In short, even though the “gloom and doom” hanging over the economy are a result of the crisis of the capitalist world, whose impact has been imported into the economy under the neo-liberal regime (though for a while admittedly it appeared as if India had managed to tide over the crisis by not having carried neo-liberalism far enough), the effort to dispel it would take the form of inducting even more neo-liberal measures in a steady escalation. The country is going to be trapped in the vicious dialectic of neo-liberalism as many others before it, in Africa, Latin America and the former Soviet Union had been.


This dialectic is not a mere conspiracy on the part of a handful of persons in authority; it is embedded in the structure of the neo-liberal dispensation itself. It cannot be overcome merely by replacing one set of policy-makers by another; as long as the neo-liberal dispensation lasts in our country and crisis continues to afflict the capitalist world, no matter who the policy-makers are, the same vicious dialectic would get enacted.
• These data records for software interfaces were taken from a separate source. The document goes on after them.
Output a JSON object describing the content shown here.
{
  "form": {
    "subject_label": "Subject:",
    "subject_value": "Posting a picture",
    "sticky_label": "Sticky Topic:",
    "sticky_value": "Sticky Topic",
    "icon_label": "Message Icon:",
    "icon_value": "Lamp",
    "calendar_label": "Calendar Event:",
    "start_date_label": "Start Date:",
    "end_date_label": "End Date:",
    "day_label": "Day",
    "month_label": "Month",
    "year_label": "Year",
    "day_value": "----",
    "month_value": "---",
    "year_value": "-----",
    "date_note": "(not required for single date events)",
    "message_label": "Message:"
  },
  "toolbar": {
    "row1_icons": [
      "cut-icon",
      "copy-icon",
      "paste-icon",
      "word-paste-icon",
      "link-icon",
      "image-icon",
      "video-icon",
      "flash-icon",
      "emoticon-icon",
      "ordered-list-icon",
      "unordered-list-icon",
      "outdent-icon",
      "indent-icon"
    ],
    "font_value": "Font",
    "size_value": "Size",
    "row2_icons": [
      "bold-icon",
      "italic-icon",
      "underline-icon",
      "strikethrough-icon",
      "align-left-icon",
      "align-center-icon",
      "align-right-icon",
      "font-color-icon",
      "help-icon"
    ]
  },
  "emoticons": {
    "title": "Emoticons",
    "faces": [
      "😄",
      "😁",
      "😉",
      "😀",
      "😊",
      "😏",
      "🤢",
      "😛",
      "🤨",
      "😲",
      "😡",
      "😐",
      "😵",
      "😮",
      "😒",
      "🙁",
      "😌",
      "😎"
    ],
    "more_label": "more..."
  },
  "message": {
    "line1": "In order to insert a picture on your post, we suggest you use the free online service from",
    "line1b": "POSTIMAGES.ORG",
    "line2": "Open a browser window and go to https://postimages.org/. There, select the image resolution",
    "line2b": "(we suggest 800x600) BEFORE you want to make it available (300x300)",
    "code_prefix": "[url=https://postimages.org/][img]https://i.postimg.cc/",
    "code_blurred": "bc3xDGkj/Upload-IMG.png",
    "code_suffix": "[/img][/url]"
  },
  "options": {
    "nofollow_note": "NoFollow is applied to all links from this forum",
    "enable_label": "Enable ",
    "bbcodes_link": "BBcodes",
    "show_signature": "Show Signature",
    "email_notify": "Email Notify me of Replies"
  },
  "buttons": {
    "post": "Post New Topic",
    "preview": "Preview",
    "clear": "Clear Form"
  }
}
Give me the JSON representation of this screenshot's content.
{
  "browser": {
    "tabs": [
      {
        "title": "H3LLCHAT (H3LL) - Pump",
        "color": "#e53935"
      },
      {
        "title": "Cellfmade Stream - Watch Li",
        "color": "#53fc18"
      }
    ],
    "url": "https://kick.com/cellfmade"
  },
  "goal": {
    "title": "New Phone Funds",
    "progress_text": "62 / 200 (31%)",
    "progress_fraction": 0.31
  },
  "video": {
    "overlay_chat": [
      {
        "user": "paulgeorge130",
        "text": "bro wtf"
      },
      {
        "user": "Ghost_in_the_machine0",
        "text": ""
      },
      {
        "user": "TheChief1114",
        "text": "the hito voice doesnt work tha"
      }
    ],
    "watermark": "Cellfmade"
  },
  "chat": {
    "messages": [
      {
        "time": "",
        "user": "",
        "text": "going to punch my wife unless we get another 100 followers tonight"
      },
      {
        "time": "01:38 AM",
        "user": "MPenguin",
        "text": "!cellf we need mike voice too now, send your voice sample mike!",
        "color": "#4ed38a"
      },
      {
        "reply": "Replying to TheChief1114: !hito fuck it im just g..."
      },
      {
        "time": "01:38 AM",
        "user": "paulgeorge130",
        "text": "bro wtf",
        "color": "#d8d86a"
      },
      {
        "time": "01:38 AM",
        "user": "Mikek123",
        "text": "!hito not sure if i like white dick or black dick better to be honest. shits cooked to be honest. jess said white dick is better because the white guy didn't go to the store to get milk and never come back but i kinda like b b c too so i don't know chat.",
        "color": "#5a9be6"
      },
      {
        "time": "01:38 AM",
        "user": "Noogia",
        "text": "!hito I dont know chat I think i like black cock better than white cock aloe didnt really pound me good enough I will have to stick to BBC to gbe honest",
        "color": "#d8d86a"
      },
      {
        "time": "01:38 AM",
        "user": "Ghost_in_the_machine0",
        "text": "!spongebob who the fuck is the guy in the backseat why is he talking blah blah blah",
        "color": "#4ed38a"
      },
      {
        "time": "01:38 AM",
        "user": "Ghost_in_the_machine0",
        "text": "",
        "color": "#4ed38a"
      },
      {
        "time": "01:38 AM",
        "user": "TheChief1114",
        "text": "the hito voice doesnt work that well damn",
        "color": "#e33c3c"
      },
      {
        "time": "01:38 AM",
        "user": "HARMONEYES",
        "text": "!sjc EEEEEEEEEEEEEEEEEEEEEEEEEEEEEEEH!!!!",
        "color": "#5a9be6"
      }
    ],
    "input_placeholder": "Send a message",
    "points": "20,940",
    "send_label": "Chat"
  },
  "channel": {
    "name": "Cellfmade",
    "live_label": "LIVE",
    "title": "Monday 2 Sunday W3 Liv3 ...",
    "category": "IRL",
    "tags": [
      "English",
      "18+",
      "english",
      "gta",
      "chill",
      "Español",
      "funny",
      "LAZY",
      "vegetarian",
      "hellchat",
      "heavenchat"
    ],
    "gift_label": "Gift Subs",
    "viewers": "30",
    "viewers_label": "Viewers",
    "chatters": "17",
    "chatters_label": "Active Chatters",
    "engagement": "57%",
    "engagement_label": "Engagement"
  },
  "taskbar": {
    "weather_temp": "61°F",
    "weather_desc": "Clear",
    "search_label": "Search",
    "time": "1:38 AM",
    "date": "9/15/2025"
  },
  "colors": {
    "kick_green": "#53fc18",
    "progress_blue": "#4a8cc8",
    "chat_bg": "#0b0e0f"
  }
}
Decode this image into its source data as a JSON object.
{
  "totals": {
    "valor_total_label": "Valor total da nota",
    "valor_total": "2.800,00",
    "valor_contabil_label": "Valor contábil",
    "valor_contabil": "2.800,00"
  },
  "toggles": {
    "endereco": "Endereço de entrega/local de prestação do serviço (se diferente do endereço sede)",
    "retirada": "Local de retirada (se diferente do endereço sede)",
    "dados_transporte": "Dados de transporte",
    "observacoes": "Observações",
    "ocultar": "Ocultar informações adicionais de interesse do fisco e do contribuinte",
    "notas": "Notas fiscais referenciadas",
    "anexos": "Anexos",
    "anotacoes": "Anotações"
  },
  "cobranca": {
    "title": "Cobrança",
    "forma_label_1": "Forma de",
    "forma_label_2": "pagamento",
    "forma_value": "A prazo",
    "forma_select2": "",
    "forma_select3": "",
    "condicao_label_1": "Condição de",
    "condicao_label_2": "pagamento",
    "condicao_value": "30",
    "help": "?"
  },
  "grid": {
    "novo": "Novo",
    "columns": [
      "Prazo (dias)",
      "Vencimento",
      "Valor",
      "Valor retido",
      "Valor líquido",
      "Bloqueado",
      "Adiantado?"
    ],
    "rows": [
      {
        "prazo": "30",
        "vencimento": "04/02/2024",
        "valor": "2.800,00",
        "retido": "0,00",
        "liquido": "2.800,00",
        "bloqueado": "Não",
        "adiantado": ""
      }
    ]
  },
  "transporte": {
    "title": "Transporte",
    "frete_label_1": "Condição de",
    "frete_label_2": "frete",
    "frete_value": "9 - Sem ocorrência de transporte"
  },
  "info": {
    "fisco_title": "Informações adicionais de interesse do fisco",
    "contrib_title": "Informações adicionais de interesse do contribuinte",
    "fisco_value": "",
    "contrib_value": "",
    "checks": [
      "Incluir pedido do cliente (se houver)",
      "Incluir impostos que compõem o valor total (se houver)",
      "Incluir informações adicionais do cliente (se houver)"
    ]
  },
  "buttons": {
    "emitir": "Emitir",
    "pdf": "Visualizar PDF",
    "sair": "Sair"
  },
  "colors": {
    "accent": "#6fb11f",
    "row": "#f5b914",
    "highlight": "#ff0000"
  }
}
The only way for the country to get out of this dialectic, since it can do precious little to counter the world capitalist crisis, is to get out of the neo-liberal dispensation itself, to re-impose, judiciously, controls over capital flows and trade flows (even Obama is trying to do the latter). The same Obama, of course, would fulminate on behalf of the United States if such controls are imposed by India; but US arm-twisting can be resisted only if the Indian people are taken into confidence and mobilised against it. This is a policy direction which can be followed only by a State with a different class orientation compared to the current one.